We do not study history to be afraid; we study it to learn. And what history teaches us is that people really don’t ask for much, that they are not really interested in having a mansion in the sky or in the blinging glitz and glitter that they are told they must display to be somebody. All people really want or care about is to improve their lives and to have some kind of future that offers hope of better times to come for themselves and their children – these basic desires just don’t go away.
As social activists and community leaders, the SF 8, as well as countless others, are gravely concerned about the bigger social issues: concerned about our water, land, air, forest, about our very survival on this planet. Our civil liberties are threatened, our privacy continually violated, and the various branches of our government are accountable only to corporate interests and the rich.
We went to war based on a lie, which has devastated the national treasury, leaving a burdensome debt for generations to come and a national health care system a dream deferred. Our social security system needs fixing, and we need to bring an end to locking so many of our citizens in prison; more U.S. citizens are locked up by their government than are citizens of any other country in the world.
These times, these issues – the case of the SF8 – is about many things, including having a vision and the resolve to find a way forward that serves the needs and concerns of the people. In failing to oppose the corporate quest to privatize and commodify Mother Nature herself, our society – I dare say the Western world – has lost its way because of its misguided notion that the so-called sanctity of private property and unrestrained capital give license to own and control everything on this earth. Now that the period of consequences is upon us, blind faith is a painful and terrible thing to behold.

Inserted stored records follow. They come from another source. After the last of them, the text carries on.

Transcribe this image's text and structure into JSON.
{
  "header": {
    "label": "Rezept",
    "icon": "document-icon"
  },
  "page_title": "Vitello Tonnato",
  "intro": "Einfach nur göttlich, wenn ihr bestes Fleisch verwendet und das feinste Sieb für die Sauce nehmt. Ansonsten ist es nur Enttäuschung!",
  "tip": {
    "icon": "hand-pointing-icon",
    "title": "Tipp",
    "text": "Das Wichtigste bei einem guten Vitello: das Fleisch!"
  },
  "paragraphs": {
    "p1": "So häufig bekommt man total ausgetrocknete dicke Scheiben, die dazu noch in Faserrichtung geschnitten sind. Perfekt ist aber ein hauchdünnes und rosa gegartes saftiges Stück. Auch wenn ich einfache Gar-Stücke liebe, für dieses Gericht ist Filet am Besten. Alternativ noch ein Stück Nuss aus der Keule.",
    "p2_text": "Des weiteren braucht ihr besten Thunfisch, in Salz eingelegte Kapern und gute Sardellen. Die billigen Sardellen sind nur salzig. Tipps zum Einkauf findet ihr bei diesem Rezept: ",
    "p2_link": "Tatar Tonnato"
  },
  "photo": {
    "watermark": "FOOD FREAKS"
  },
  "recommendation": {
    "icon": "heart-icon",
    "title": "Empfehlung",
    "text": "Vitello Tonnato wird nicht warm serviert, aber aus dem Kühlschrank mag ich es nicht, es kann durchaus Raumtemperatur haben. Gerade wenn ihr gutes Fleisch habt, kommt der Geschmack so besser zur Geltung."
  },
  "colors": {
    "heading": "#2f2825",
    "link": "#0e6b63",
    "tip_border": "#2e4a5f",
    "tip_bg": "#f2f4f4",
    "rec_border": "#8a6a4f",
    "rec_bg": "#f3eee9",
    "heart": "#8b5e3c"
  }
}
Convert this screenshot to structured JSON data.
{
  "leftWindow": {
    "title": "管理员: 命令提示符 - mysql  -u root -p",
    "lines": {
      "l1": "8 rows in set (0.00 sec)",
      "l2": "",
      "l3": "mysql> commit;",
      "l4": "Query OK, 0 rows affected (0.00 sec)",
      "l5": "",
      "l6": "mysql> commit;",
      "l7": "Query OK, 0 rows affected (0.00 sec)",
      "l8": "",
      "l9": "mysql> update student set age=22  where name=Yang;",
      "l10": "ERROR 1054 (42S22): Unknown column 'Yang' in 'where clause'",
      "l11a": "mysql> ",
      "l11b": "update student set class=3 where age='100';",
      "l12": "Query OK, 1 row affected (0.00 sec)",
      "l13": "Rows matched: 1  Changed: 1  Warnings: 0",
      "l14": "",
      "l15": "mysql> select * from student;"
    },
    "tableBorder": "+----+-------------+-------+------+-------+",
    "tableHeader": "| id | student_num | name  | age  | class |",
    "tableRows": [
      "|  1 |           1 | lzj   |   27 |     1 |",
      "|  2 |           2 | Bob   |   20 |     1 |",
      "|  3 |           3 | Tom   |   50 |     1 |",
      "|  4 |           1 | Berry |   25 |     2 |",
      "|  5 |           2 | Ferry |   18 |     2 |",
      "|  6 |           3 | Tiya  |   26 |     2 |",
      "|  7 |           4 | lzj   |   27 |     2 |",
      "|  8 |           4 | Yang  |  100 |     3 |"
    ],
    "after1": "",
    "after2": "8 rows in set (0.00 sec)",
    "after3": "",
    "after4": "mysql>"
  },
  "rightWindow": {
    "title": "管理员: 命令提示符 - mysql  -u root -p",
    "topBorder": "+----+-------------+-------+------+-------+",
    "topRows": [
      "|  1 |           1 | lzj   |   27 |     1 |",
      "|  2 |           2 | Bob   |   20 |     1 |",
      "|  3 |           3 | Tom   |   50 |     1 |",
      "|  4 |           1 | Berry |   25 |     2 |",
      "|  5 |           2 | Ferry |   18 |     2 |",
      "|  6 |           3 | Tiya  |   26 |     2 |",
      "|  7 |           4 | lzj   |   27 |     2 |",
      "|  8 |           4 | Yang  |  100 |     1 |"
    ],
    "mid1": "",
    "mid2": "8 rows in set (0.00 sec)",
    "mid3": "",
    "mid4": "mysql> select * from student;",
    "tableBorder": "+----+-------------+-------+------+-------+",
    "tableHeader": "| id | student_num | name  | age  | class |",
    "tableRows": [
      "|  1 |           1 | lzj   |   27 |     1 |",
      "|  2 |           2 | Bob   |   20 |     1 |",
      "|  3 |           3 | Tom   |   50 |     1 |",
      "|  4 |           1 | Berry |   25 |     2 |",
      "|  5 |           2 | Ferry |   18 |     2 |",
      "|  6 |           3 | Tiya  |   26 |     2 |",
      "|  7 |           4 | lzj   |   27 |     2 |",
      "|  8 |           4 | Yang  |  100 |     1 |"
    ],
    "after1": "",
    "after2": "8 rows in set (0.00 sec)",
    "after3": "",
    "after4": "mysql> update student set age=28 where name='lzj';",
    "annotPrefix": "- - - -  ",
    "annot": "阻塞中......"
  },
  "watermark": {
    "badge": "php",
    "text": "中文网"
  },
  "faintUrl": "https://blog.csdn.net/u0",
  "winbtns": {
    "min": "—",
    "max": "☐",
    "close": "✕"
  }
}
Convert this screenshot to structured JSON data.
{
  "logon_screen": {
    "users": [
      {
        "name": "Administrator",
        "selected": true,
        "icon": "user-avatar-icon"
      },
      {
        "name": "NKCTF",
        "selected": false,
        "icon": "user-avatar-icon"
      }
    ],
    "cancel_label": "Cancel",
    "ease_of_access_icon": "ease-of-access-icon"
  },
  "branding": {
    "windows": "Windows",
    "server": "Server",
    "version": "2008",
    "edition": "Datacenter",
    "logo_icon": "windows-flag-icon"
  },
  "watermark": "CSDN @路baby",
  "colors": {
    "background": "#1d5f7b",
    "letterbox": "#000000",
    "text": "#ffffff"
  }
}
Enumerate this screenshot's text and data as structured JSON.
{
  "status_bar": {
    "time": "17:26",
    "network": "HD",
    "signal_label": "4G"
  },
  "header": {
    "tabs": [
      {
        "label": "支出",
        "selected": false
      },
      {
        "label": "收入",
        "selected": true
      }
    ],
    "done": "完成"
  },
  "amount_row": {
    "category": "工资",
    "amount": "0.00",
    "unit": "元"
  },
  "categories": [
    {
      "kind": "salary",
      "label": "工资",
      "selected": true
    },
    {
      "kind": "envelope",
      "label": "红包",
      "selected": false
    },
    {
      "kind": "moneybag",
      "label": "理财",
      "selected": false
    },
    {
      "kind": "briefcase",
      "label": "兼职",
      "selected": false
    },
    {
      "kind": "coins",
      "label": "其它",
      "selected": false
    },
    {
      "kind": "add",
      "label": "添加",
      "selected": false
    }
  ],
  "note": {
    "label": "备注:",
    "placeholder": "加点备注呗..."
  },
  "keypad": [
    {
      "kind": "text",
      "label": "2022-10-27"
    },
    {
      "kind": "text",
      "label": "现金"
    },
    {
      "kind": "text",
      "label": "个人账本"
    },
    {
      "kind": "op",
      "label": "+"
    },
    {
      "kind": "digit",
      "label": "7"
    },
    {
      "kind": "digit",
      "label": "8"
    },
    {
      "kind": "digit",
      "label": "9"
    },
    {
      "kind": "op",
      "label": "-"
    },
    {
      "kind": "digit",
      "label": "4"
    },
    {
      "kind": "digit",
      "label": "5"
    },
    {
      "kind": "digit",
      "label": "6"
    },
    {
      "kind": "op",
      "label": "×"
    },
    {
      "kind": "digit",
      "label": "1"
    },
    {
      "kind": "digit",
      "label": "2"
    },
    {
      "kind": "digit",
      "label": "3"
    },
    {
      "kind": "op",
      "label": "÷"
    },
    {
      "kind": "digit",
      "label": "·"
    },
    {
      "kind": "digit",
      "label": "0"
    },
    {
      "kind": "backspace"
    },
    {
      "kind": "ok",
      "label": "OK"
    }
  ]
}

Malcolm X was correct in his analysis: We have been hoodwinked and bamboozled. Those we entrusted to lead and protect us have betrayed that trust. Now the whole country is in dire straits and picking cotton for corporate America. Yet, despite these dark and difficult times, things will get better when we make them so – when we commit to work for the freedom of our leaders who have been repressed, when we become that vibrant leadership ourselves.
Hear this on audio at www.freethesf8.org/docs/Herman.mp3.